Director Canadian Commercial Corporation  
Chief Executive Officer Canadian Energy Regulator  
Commissioner Canadian Energy Regulator  
Chief Commissioner Canadian Grain Commission  
Chief Commissioner Canadian Human Rights Commission  
Member Canadian Human Rights Tribunal  
Member Canadian Institutes of Health Research  
President Canadian Institutes of Health Research  
Member Canadian International Trade Tribunal  
Member Canadian Nuclear Safety Commission  
President Canadian Nuclear Safety Commission  
Member Canadian Radio-television and Telecommunications Commission  
Member Canadian Statistics Advisory Council  
Director Canadian Tourism Commission  
Chairperson Canadian Transportation Accident Investigation and Safety Board  
Member Canadian Transportation Accident Investigation and Safety Board  
Member Canadian Transportation Agency  
Member Copyright Board  
Director Export Development Canada  
Director First Nations Financial Management Board  
Commissioner First Nations Tax Commission  
Director (Federal) Halifax Port Authority  
Member Historic Sites and Monuments Board of Canada  
Clerk of the House of Commons House of Commons  
Law Clerk and Parliamentary Counsel House of Commons  
Dispute/Appellate Panellist Internal Trade Secretariat – Canadian Free Trade Agreement  
Commissioner International Commission on the Conservation of Atlantic Tunas  
Commissioner International Joint Commission  
Chairperson Military Grievances External Review Committee  
Vice-Chairperson Military Grievances External Review Committee  
Chairperson National Advisory Council on Poverty  
Member National Advisory Council on Poverty  
Member (Children’s Issues) National Advisory Council on Poverty  
Commissioner National Battlefields Commission  
Chairperson National Seniors Council  
Member National Seniors Council  
Canadian Representative North Atlantic Salmon Conservation Organization  

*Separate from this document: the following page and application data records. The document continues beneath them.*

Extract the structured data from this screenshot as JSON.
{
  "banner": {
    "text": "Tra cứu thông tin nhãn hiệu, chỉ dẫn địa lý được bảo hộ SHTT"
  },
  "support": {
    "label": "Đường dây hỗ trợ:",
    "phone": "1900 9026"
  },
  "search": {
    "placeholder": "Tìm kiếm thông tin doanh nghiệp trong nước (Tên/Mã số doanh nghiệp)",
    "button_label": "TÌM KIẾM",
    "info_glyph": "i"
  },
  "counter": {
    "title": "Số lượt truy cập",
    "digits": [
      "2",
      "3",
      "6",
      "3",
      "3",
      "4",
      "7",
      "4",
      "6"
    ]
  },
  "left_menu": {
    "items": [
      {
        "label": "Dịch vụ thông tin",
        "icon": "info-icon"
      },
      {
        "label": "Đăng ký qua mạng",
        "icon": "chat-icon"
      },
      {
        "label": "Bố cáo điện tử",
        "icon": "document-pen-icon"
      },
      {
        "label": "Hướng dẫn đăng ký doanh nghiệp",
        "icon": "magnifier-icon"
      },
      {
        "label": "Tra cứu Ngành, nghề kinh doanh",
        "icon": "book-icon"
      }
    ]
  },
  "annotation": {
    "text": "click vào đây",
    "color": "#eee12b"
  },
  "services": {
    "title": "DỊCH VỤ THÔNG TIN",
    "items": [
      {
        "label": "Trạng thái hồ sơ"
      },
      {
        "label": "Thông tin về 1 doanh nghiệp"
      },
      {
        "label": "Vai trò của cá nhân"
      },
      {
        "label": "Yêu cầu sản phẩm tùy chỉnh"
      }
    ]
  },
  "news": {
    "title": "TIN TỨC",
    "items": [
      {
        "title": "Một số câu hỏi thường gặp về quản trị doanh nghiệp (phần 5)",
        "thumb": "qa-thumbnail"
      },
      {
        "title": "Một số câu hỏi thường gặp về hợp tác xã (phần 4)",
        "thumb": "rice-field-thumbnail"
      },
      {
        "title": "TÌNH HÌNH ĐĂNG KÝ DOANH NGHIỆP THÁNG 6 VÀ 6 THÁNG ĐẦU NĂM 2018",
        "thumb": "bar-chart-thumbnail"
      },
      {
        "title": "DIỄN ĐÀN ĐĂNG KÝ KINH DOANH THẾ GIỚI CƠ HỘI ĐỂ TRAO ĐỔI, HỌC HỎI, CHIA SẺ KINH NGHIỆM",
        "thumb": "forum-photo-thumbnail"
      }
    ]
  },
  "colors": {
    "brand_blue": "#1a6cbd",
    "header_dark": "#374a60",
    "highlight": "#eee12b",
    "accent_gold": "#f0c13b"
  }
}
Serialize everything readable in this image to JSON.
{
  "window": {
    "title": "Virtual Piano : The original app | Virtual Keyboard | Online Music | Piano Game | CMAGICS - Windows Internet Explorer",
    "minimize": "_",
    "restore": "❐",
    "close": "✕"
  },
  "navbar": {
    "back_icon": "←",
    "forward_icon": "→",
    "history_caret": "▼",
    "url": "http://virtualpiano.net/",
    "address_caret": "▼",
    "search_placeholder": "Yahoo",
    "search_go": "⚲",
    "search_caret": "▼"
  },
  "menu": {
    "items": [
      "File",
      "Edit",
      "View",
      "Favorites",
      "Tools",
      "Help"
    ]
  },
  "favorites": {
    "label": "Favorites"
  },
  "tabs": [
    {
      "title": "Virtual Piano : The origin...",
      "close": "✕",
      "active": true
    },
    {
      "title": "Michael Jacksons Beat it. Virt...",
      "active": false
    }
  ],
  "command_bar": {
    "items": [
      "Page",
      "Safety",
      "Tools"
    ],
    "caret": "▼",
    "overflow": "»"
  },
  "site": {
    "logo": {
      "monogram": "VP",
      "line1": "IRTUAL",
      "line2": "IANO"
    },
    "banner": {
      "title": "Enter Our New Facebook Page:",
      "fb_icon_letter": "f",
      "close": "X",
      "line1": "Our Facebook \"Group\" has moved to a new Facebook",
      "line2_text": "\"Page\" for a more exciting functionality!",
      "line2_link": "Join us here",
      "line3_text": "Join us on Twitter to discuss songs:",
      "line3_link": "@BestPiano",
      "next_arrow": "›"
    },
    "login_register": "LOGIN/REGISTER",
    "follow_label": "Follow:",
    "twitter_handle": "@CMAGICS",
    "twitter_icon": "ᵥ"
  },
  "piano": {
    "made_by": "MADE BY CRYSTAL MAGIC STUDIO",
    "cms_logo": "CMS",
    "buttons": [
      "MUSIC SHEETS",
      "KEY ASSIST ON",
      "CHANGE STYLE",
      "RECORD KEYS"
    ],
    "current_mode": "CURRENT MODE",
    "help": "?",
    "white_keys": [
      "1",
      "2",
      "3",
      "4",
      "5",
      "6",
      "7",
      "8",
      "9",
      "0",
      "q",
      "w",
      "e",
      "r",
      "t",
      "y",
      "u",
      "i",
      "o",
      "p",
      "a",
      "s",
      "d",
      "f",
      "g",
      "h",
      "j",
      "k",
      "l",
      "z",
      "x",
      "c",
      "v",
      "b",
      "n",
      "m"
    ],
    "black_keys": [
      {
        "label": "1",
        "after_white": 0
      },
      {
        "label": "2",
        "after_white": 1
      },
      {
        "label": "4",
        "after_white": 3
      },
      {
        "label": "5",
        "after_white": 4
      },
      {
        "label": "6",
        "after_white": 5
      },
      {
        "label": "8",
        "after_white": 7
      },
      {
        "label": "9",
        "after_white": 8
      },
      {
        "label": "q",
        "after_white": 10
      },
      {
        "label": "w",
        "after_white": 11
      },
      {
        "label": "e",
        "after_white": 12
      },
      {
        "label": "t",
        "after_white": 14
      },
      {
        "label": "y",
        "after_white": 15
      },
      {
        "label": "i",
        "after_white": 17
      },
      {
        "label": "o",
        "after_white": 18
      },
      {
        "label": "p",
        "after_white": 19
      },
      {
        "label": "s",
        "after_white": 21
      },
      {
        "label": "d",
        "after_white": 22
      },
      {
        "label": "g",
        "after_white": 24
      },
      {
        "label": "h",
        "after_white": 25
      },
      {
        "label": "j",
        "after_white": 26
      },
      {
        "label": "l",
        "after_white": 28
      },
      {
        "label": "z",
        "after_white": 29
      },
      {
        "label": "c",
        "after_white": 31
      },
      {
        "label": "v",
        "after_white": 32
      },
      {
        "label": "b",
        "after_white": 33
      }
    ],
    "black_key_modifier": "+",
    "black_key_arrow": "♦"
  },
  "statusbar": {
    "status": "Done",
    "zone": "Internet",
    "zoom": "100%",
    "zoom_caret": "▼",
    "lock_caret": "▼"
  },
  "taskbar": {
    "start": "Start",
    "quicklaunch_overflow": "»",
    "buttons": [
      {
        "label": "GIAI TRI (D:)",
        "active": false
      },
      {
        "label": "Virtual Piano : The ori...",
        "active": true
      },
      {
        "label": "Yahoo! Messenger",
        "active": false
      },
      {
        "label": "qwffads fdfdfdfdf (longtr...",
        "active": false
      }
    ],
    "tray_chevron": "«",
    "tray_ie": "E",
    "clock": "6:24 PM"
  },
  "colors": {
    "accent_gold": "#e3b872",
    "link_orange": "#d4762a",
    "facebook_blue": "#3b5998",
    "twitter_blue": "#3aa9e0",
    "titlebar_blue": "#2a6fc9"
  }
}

Canadian Representative North Pacific Anadromous Fish Commission  
Conflict of Interest and Ethics Commissioner Office of the Conflict of Interest and Ethics Commissioner  
Director of Public Prosecutions Office of the Director of Public Prosecutions  
Member Patented Medicine Prices Review Board  
Director Public Sector Pension Investment Board  
President Public Service Commission  
Principal Royal Military College of Canada  
Member Social Sciences and Humanity Research Council  
Member Standards Council of Canada  
Chairperson Telefilm Canada  
Member Telefilm Canada  
Director VIA Rail Canada Inc.